# WHAT THE EXERCISE ASKS
The answer must be the number of lines in the listing below that contain "JSON", and nothing else.

# INPUT DATA
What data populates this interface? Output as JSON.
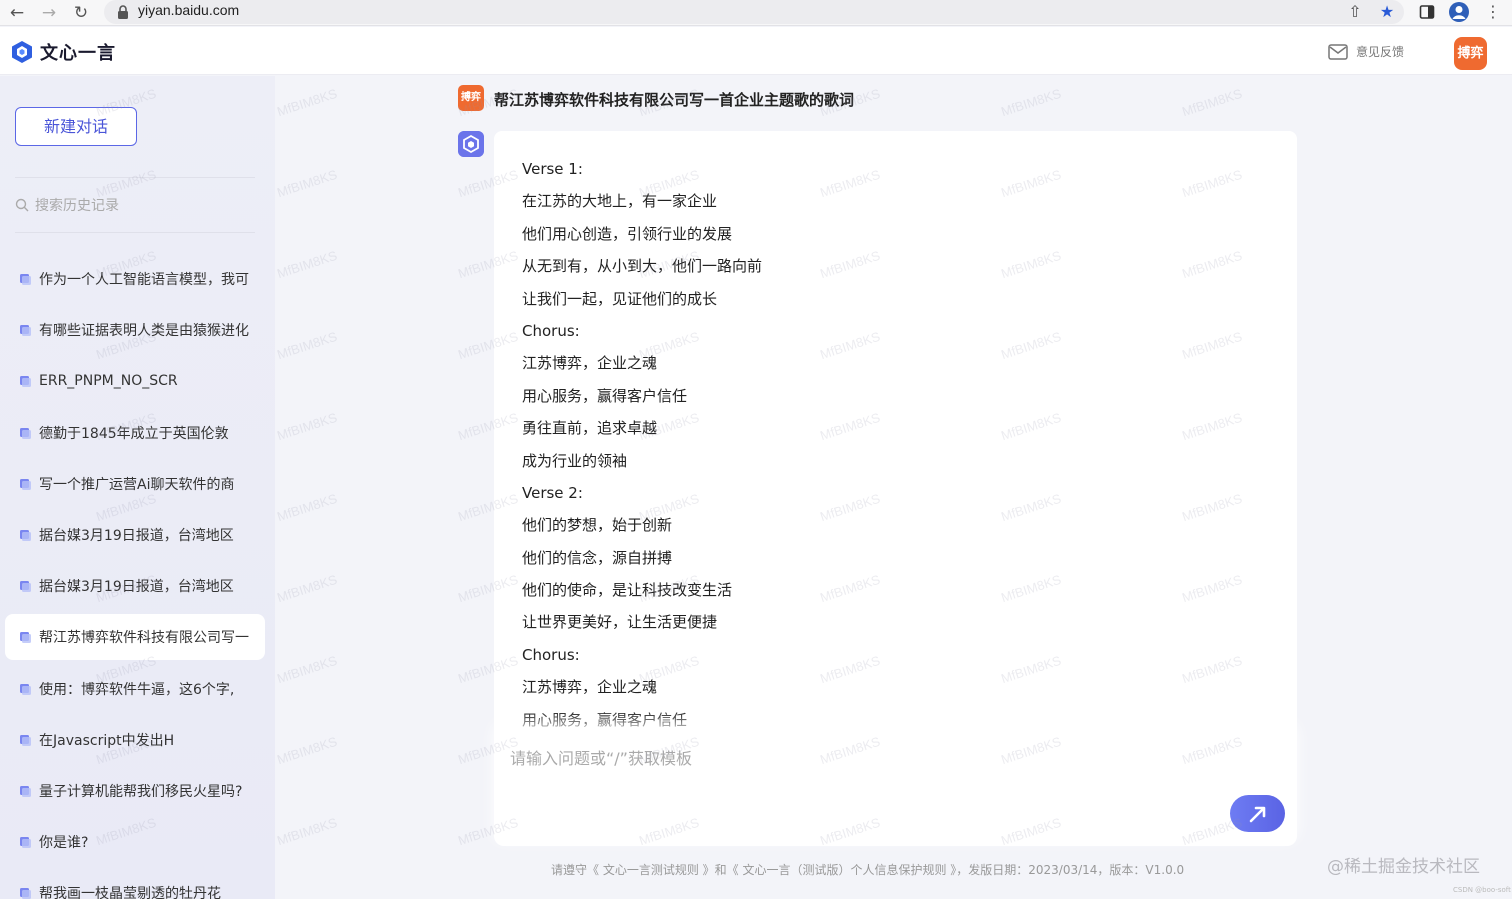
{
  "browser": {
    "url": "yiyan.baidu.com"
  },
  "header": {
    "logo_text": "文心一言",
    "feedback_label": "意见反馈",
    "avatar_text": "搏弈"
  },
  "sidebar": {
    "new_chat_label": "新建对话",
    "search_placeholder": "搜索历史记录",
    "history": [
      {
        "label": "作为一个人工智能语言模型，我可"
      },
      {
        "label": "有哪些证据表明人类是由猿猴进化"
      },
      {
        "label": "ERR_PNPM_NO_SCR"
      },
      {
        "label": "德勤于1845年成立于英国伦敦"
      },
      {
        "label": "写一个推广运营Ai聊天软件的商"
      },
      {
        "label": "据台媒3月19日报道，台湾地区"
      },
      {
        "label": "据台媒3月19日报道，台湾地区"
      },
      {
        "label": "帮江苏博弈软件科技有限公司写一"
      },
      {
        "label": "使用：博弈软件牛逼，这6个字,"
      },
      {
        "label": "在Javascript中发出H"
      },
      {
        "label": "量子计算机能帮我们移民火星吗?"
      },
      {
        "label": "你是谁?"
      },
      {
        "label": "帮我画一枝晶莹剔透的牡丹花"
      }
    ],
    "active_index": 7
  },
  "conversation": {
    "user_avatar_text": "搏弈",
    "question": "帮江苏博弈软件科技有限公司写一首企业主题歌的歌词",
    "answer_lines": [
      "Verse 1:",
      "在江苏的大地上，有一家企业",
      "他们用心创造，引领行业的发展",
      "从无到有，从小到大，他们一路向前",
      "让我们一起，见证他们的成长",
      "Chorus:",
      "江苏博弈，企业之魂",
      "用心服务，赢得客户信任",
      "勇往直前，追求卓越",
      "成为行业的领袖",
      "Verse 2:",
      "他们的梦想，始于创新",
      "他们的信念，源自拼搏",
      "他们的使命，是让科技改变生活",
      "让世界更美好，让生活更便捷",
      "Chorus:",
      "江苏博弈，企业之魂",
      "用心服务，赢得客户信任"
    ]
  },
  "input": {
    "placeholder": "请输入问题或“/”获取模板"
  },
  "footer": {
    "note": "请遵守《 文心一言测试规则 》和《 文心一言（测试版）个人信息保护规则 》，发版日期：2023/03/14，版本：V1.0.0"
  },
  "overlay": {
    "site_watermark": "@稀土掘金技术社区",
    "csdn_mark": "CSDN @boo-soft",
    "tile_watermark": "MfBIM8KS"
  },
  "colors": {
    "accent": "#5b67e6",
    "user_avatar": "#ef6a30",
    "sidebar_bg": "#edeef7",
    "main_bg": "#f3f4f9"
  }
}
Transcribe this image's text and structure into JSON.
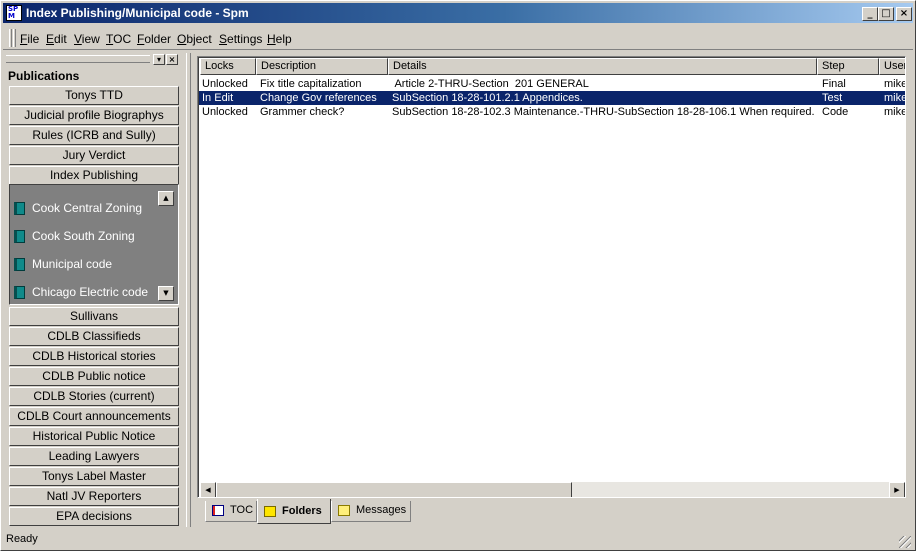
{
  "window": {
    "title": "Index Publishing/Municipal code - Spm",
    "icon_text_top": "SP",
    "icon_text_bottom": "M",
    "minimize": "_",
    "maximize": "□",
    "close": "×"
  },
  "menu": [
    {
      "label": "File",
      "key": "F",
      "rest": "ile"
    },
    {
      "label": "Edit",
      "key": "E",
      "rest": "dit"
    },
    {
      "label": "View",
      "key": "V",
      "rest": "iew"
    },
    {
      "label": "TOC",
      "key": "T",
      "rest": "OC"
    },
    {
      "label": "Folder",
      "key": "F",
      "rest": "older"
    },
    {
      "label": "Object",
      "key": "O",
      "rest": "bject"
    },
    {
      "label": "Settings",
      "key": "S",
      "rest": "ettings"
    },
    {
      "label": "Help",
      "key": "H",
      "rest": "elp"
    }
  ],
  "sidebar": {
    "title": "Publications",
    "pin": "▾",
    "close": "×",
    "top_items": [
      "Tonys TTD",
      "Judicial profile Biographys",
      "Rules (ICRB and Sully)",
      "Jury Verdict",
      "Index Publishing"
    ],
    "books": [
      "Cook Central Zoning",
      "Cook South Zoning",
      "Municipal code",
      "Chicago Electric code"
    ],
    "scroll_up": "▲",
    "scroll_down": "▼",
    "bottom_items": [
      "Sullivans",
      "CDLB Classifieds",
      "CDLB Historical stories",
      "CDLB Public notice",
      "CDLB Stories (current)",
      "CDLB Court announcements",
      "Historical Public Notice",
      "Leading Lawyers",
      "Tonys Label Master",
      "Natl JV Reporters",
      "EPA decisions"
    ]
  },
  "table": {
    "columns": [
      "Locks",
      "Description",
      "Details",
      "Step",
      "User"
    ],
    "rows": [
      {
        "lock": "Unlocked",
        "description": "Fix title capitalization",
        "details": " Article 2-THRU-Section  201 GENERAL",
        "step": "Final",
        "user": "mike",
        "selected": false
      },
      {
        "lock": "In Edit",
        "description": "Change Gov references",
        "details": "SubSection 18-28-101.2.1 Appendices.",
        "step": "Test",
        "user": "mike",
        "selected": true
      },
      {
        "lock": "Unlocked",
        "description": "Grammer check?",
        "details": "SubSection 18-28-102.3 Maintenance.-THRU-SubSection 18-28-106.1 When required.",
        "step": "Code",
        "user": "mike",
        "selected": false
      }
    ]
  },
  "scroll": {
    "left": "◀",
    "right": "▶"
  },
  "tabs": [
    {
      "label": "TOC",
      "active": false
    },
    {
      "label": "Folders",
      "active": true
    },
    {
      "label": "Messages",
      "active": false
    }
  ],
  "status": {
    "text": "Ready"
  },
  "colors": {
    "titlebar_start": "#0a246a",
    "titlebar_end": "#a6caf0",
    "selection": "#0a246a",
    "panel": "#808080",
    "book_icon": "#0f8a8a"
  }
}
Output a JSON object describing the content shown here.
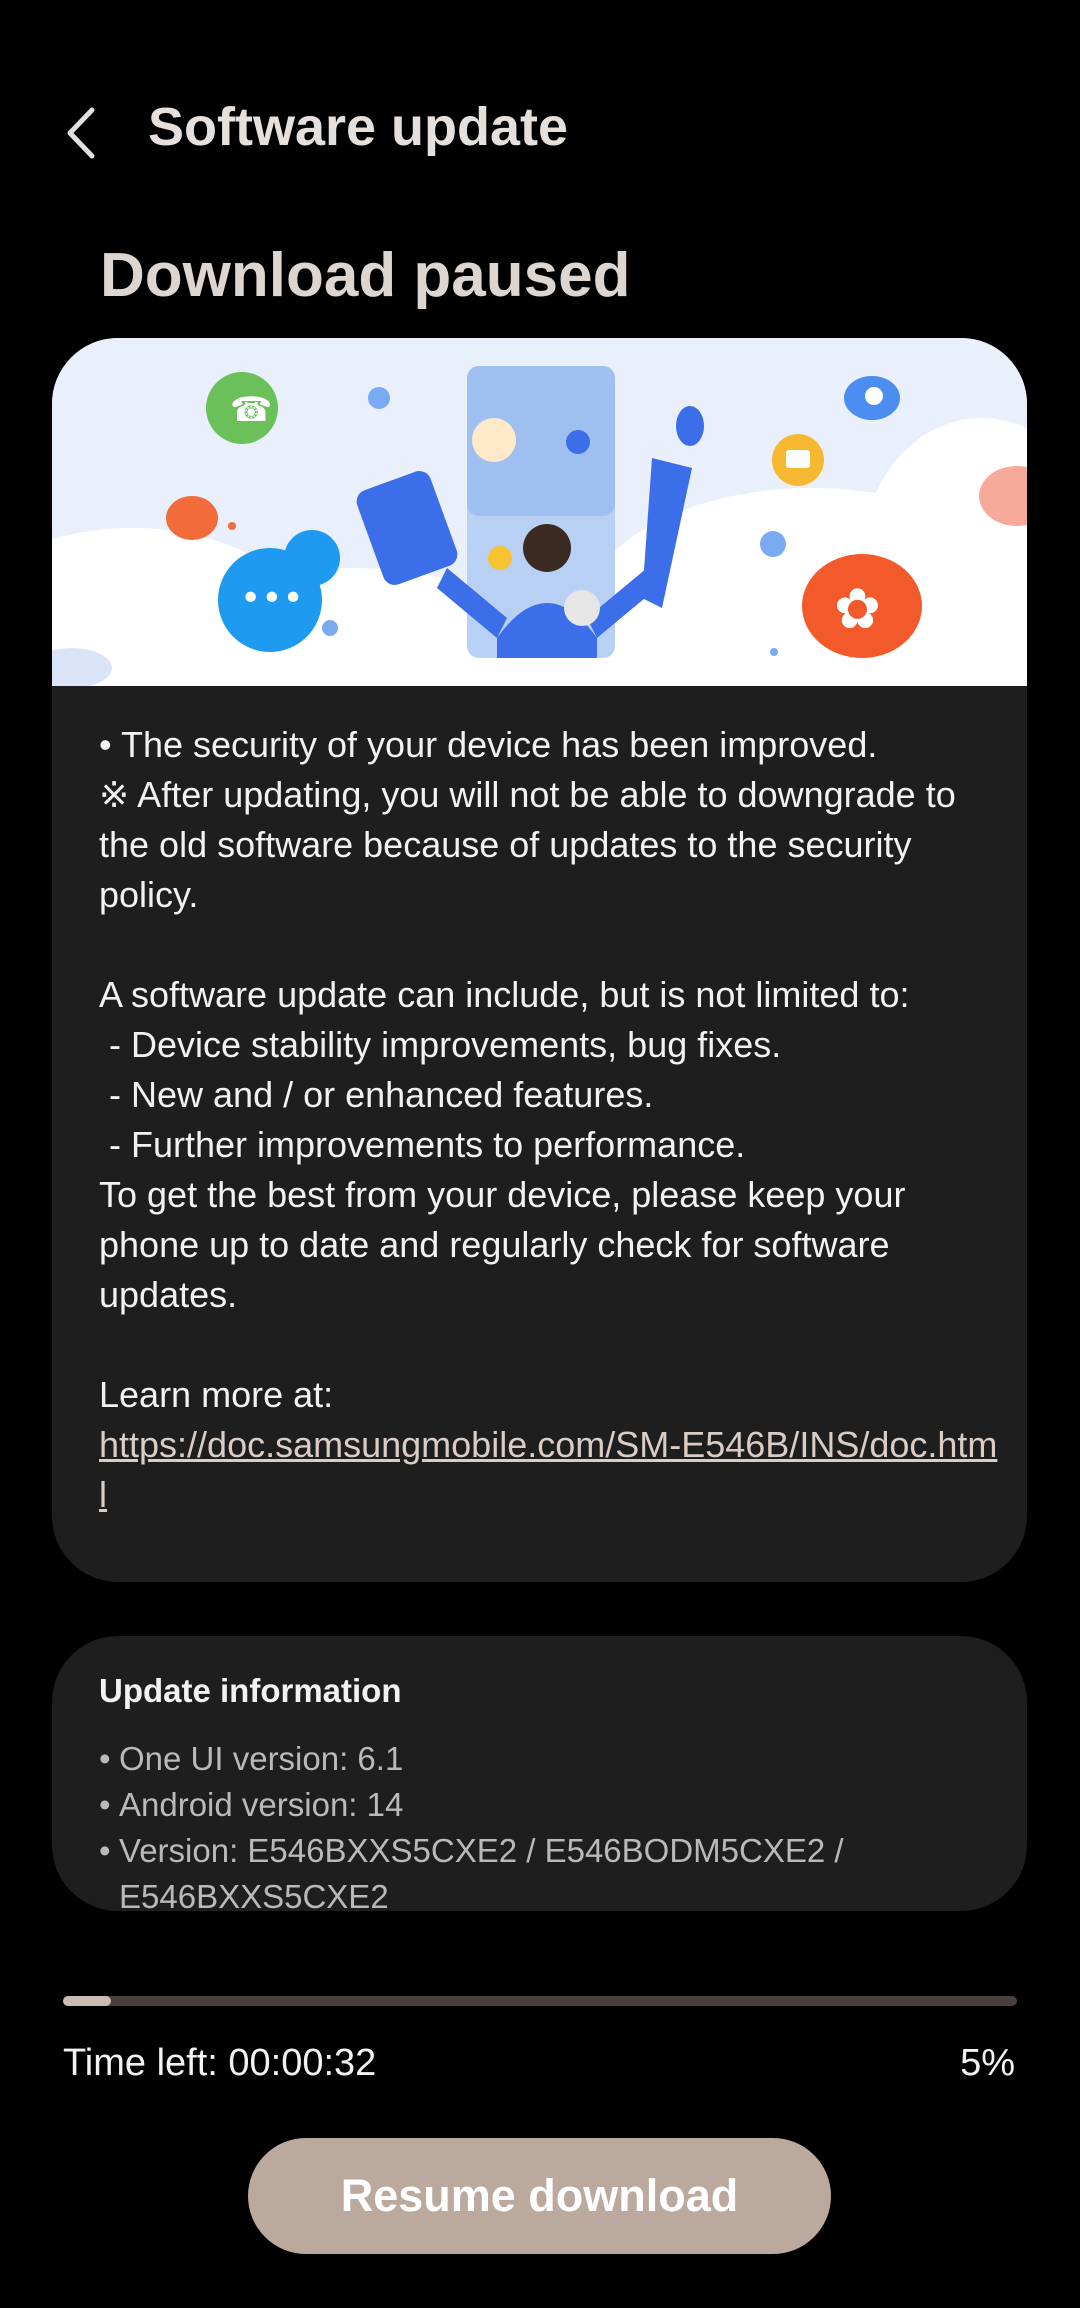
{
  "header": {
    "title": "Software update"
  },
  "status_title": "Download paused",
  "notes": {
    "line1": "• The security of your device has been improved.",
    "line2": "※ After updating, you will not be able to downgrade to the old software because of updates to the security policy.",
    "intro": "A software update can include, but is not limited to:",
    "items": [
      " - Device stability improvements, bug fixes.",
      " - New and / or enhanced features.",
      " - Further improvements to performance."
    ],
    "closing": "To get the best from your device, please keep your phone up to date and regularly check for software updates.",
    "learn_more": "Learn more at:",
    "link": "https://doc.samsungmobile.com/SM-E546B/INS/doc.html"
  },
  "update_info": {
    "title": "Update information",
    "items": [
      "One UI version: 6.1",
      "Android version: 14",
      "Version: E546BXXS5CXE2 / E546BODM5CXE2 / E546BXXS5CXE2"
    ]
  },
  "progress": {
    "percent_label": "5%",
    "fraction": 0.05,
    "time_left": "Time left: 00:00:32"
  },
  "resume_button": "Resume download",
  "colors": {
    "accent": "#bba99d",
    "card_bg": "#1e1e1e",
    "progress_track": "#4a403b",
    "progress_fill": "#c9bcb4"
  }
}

# YOUR RESPONSE
3